Ahmad Mohammad was fascinated by cranial nerves, blood vessels in the brain and other topics covered in his second-year anatomy course taught by Rebecca MacPherson.
But his interest stemmed from more than just the content. Equally captivating, he says, was how the Associate Professor of Health Sciences explained highly complicated concepts in a way that he and his peers could easily grasp.
The positive experience led him back to the class two years later as MacPherson’s Teaching Assistant (TA), where he continued to be inspired by her approach to teaching.
“I signed up to be a TA because I enjoyed the way she taught the course so much,” says Mohammad, who graduated during Brock’s Spring Convocation Wednesday, June 15 with a Bachelor of Science in Medical Sciences. He will be starting his master’s with MacPherson in the fall.
During Convocation, MacPherson was recognized for her positive impact on and dedication to her students with the 2022 Faculty of Applied Health Sciences Award for Excellence in Teaching.
MacPherson was an obvious choice for the honour, says Dean Peter Tiidus.
“Dr. MacPherson epitomizes all round faculty excellence,” he says. “In addition to being an outstanding teacher, Dr. MacPherson also runs a world-class, externally funded research program and is involved in many aspects of departmental work.
“This recognition of her teaching excellence and concern for her students’ success is very well deserved,” he says.
MacPherson teaches courses in human anatomy, human pathology and pathophysiology of the metabolic syndrome — a cluster of abnormalities that result in hypertension, central obesity and insulin resistance, among others.
Shortly after joining Brock in 2016, MacPherson was among a group of faculty who negotiated access to McMaster University’s cadaver lab, located in the Roy and Lois Cairns Health and Bioscience Research Complex on Brock’s main campus.
MacPherson developed plans on how her classes would use the lab’s space and facilities.

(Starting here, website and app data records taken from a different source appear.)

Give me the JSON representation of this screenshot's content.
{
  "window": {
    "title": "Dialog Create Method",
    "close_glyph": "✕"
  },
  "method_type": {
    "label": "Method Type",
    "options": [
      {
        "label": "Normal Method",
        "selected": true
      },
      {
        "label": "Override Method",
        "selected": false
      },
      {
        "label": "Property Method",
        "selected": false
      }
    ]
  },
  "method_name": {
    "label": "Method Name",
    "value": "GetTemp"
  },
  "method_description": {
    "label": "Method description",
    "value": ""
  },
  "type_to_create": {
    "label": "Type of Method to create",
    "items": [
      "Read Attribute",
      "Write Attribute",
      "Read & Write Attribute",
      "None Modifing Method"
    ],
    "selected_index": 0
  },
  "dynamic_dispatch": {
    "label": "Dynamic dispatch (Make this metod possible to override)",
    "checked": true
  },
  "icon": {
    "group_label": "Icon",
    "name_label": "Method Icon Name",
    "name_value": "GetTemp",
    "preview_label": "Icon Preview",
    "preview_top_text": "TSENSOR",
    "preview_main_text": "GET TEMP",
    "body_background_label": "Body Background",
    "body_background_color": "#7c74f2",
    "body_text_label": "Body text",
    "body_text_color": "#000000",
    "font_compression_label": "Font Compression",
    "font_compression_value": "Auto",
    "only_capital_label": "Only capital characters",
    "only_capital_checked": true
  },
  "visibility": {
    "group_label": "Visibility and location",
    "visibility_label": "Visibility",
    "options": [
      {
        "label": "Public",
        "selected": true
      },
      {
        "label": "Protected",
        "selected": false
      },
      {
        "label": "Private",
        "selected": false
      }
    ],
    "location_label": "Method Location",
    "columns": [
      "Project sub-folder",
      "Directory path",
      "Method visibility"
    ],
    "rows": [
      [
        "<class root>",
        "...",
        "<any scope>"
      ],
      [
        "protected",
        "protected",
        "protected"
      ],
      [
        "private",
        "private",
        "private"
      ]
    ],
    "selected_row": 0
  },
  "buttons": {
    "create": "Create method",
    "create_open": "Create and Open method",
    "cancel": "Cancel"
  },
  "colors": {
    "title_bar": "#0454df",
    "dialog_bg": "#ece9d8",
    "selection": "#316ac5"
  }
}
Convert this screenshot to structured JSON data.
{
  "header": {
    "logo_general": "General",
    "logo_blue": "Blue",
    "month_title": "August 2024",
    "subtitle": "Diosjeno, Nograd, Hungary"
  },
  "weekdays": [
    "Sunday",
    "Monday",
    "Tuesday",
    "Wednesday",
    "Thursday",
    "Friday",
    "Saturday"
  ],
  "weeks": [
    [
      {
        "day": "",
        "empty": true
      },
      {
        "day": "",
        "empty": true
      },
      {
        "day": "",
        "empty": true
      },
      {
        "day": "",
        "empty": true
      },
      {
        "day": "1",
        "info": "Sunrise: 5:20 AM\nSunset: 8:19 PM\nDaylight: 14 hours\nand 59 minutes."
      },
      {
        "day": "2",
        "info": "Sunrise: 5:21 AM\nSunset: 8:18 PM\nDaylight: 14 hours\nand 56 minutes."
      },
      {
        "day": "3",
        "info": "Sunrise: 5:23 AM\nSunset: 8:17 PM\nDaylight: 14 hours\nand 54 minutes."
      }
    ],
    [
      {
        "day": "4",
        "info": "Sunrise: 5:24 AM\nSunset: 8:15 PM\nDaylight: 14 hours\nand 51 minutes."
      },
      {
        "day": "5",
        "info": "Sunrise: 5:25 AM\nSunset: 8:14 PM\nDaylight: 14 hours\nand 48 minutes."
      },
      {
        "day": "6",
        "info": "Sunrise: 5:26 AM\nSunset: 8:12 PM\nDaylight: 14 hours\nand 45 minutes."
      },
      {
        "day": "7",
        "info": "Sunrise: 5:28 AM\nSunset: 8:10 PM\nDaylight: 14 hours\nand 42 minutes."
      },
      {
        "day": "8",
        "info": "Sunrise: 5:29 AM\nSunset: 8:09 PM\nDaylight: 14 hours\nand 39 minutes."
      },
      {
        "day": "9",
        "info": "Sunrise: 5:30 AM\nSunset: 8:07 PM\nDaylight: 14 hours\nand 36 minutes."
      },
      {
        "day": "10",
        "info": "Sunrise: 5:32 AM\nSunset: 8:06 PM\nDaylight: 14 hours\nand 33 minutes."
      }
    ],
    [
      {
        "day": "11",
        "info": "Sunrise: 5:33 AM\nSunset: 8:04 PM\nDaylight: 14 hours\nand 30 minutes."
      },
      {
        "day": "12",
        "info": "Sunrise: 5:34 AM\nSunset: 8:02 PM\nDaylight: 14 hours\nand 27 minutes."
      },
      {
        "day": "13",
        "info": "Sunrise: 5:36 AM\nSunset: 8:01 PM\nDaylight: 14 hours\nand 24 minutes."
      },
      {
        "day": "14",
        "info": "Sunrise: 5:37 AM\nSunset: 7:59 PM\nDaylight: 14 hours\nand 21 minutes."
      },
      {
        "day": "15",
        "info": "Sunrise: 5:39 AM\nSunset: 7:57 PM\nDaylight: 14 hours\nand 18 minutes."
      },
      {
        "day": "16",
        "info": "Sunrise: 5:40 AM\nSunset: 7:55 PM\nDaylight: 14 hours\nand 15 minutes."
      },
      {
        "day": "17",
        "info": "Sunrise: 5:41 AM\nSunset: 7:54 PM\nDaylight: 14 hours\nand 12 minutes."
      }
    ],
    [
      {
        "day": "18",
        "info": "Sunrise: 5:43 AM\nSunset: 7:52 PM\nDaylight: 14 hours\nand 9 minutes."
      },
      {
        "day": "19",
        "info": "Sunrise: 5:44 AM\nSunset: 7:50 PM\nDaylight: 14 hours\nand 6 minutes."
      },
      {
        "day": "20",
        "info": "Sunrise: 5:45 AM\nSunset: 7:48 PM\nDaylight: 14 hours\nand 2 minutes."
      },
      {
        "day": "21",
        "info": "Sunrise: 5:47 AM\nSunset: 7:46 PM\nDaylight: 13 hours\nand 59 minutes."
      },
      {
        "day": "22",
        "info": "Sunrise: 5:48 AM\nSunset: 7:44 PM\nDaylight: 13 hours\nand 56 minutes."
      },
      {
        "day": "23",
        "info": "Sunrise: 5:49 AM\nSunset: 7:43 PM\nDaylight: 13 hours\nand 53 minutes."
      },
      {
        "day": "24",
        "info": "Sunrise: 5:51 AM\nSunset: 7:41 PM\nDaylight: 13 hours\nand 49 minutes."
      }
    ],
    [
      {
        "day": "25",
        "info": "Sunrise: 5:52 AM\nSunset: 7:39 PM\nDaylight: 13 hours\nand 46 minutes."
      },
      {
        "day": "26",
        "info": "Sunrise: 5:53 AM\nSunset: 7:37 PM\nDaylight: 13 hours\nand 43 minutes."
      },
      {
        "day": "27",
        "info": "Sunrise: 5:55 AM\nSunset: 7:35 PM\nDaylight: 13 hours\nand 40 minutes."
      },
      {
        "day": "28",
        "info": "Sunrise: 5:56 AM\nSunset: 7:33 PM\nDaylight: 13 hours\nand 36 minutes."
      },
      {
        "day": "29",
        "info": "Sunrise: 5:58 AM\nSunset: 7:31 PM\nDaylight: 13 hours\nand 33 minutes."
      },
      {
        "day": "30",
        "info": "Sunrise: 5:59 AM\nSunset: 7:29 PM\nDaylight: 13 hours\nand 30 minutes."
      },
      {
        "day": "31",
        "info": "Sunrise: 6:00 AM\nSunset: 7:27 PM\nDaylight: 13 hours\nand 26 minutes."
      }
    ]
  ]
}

“It’s one thing for students to look at a plastic model of the human body where everything is perfectly proportioned and colour-coded,” she says. “When students see a human cadaver, they get a better appreciation of the anatomical variations from person to person. They also form more of a connection to the person who passed away, whose last wish it was for students to learn.”
MacPherson also arranged for McMaster University to deliver samples from its massive library of specimens of different disease, such as lung cancer and Alzheimer’s disease, for students to examine in their pathology classes for “hands-on, real-life experiences.”
One innovative teaching technique that impressed Mohammad was MacPherson’s use of mnemonics — patterns of letters or numbers — to get students to remember technical terms associated with physiological processes and systems.
“I was lucky enough to be a TA because she taught us the content so well in my second year that I still remembered the content two years later,” says Mohammad.
Danny Marko (BSc ’19, MSc ’21) took seven classes with MacPherson during his undergraduate education and was supervised by her for his graduate degree. He says he has observed that MacPherson “believes that her success is defined through the success of the students she can shape.”
For example, a discouraged Marko was trying to change his research project following eight months away from the lab due to pandemic measures and his less-than-impressive preliminary research results.
“Dr. MacPherson pushed me to stick with it,” says Marko. “She told me, ‘Be patient, it will come, it will work out, you’re going to hit roadblocks like this, you’ve got to know how to push through these kinds of things.’”
Fuelled by her confidence, Marko ploughed through. Not only was the project a huge success, but Marko finished his master’s early and was first author on his team’s work, published March 28 in the American Journal of Physiology – Cell Physiology.
For her part, MacPherson says her goal as an educator “is to teach from the heart and not the textbook.”
“I try to use a hands-on approach where I encourage students to interact with the material and one another,” she says. “I want students to leave a lecture, lab or seminar with a true knowledge and appreciation of the logical, elegant simplicity of the human body.”